In the years before WWII, Victor Records in the U.S. was, for the most part, the largest presence in South America when it came to the distribution and recording of music, as a result of an agreement made with its sister company HMV in England (HMV would essentially have the other continents to record). They also had a pressing plant in Argentina, which was a large market for Victor. That’s not to say there wasn’t competition – Odeon, for example, recorded countless records across the continent, many under the moniker Disco Nacional, and there were a smattering of independents – but Victor had the lock. However, after WWII, independents cropped up where only majors had dared to tread (and barely in many cases). One instance would be the Mendez label in Bolivia, featured in an earlier entry. Another would be Peru’s Sono Radio label, where today’s post hails from.
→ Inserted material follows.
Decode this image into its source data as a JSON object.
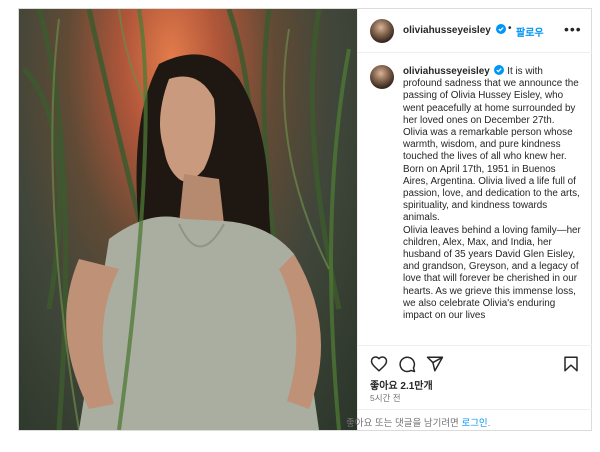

I’m not sure when Sono Radio began production (it lasted at least until the 70s), but I’m betting this record stems from ca. 1948-1950 or so. According to reader Efrain Rozas, the phrase “Muliza con fuga de Huayno” means that the song begins as a muliza, then ends in the typical Indian huayno style of Peru, with a fuga, a fast section, in the middle. The muliza as a song form was, according to various sources, brought to Peru by Argentine mule drivers (the name muliza comes from mulero, for mule) during the late colonial period (ca. 1760-1810). The Indian huayno sound was incorporated into the music in the mid-20th century and gave the muliza an indigenous quality that it lacked up until then. Another example of older folkloric musical styles being appropriated, adapted, and transformed.
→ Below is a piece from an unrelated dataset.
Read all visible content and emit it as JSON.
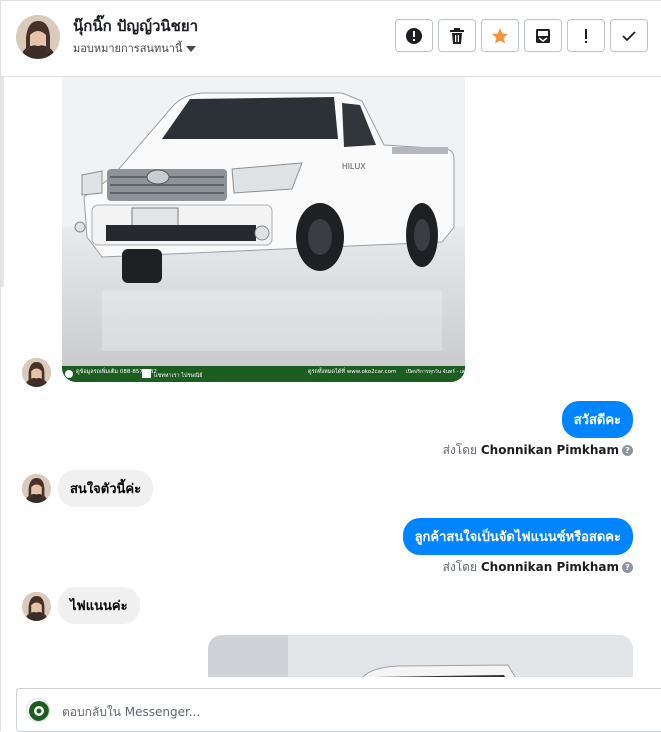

While I could find no information on this fine ensemble (violins, woodwinds, brass, and guitar), I was really taken by the strings. Particulary the break at about 1:20 in the piece.
Early recorded music from Andean regions seems to have been largely ignored by contemporary record companies. However, Arhoolie has the fine Huayno Music of Peru, Volume 1, which contains several earlier recordings. There is also this nice site! I would also recommend Fiona Wilson’s article “Indians and Mestizos: Identity and Urban Popular Culture in Andean Peru,” from the Journal of Southern African Studies 26/2 (2000): 239-253.
Label: Sono Radio
Issue Number: 1046
Matrix Number: ISR-89